These birds are for sale. It is common for Buddhists to buy one of these and release it. In China, and so in Vietnam, the release of animals, particularly birds or fish, into their natural environment is an important way of demonstrating Buddhist piety. In China it was known as fang sheng. This practice is based on a passage in the Mahāyāna Sūtra of Brahma’s Net (Ch: Fanwang Jing), which states that “…all the beings in the six paths of existence are my parents. If I should kill and eat them, it is the same as killing my own parents. … Since to be reborn into one existence after another is the permanent and unalterable law, we should teach people to release sentient beings.”
Some kind of political demonstration, with Communist flags flying from motorcycles. Since Vietnam is a one-party state, the only political symbols seen are Communist.
Fanny Ice Cream Parlor
We end the day by going to the Fanny Ice Cream Parlor. It is at the Southwest end of the lake. We have heard of it from other members of the tour group.
Nice interior, kind of a classic “Ice Cream Parlor” look.
They used to serve gelato, but now they have changed over to artistic, and humorous, ice cream creations.
This was served at a nearby table.
Even the locals think the creations are worthy of a photograph.
Here from the menu is Ice Cream Fondue, for a group; chocolate sauce and a bunch of different flavors.
We ordered Ice Cream Sushi. Here it is, before we dive in. Eight ‘sushi’ rolls of different flavors of ice cream, coated in black sesame seeds to look like a nori wrapping. Two sauces (chocolate and strawberry) to use with the sushi, and fruit slices (mango and a local fruit we have seen only in Vietnam) are also on the plate.
Happy after the ice cream, we walk back to the hotel. On a street corner we come upon many cigarette vendors, with high stacks of cartons (and packages) of ciggies.
Night Train to Hue
That night we were to take a sleeper train to Hue. It would take all night to get there.
We are at the train station in Hanoi.
The sleeper cars look like those from movies, with compartments and a long hall.
Four to a compartment. Comparing these to the one Indian sleeper we rode in one night a few years ago, the beds were comfortable, and we both actually got a few hours of sleep (which for me was unlike the Indian sleeper car).
We enjoyed Hanoi more than we had imagined. If we had another day or two there, I think we would have been able to find more sights to see and enjoyed ouyrselves.

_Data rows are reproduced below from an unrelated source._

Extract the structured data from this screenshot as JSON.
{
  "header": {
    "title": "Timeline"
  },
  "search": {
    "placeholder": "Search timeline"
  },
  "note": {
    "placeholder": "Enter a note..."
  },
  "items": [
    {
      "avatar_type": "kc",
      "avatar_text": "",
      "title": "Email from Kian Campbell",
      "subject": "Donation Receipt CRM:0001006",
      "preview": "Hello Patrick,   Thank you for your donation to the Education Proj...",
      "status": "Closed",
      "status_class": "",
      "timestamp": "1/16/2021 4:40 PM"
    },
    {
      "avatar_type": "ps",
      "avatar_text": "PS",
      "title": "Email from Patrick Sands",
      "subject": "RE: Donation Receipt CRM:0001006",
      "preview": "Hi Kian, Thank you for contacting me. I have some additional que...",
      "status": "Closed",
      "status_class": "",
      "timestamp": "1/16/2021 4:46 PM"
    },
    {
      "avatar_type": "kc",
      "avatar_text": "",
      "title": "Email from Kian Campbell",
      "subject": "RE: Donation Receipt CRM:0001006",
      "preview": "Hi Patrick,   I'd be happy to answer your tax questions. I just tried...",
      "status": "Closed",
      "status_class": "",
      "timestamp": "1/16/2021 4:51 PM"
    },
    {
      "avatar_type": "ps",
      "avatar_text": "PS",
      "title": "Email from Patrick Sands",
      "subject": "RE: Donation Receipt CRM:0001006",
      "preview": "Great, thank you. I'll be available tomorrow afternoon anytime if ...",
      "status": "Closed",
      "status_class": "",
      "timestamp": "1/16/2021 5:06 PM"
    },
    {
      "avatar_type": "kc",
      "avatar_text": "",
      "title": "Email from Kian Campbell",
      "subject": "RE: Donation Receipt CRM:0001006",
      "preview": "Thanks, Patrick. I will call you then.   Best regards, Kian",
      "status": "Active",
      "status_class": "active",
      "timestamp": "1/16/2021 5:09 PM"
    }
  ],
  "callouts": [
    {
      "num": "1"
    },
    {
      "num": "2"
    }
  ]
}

My only issue there was the motorcycle driver who ran over my foot. While you are not supposed to get angry in Vietnam, like at poor restaurant service, I yelled at the guy who ran over my foot. I later checked with the guide, who said it was OK to get angry in this circumstance.